Input material
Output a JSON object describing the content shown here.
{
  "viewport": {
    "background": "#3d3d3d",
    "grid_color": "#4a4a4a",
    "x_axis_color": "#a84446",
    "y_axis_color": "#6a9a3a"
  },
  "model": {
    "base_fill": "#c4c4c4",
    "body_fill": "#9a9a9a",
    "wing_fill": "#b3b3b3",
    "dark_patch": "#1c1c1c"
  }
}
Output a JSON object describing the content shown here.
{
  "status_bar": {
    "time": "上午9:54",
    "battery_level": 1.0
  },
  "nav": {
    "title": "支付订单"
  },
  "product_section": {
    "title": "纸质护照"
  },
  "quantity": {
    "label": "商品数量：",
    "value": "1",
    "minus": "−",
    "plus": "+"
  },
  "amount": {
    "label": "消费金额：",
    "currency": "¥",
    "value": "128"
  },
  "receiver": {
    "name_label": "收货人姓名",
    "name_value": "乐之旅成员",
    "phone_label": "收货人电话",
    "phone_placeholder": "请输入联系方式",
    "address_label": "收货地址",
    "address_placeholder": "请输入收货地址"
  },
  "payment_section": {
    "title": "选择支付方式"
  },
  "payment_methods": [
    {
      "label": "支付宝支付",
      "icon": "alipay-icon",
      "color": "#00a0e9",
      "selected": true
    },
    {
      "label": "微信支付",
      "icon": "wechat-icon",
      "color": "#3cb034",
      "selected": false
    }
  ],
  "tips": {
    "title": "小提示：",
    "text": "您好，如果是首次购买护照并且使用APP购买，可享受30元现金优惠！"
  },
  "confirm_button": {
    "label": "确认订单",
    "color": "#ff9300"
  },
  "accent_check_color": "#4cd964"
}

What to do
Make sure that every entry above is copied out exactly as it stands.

Result of this task
Output a JSON object describing the content shown here.
{
  "viewport": {
    "background": "#3d3d3d",
    "grid_color": "#4a4a4a",
    "x_axis_color": "#a84446",
    "y_axis_color": "#6a9a3a"
  },
  "model": {
    "base_fill": "#c4c4c4",
    "body_fill": "#9a9a9a",
    "wing_fill": "#b3b3b3",
    "dark_patch": "#1c1c1c"
  }
}
Output a JSON object describing the content shown here.
{
  "status_bar": {
    "time": "上午9:54",
    "battery_level": 1.0
  },
  "nav": {
    "title": "支付订单"
  },
  "product_section": {
    "title": "纸质护照"
  },
  "quantity": {
    "label": "商品数量：",
    "value": "1",
    "minus": "−",
    "plus": "+"
  },
  "amount": {
    "label": "消费金额：",
    "currency": "¥",
    "value": "128"
  },
  "receiver": {
    "name_label": "收货人姓名",
    "name_value": "乐之旅成员",
    "phone_label": "收货人电话",
    "phone_placeholder": "请输入联系方式",
    "address_label": "收货地址",
    "address_placeholder": "请输入收货地址"
  },
  "payment_section": {
    "title": "选择支付方式"
  },
  "payment_methods": [
    {
      "label": "支付宝支付",
      "icon": "alipay-icon",
      "color": "#00a0e9",
      "selected": true
    },
    {
      "label": "微信支付",
      "icon": "wechat-icon",
      "color": "#3cb034",
      "selected": false
    }
  ],
  "tips": {
    "title": "小提示：",
    "text": "您好，如果是首次购买护照并且使用APP购买，可享受30元现金优惠！"
  },
  "confirm_button": {
    "label": "确认订单",
    "color": "#ff9300"
  },
  "accent_check_color": "#4cd964"
}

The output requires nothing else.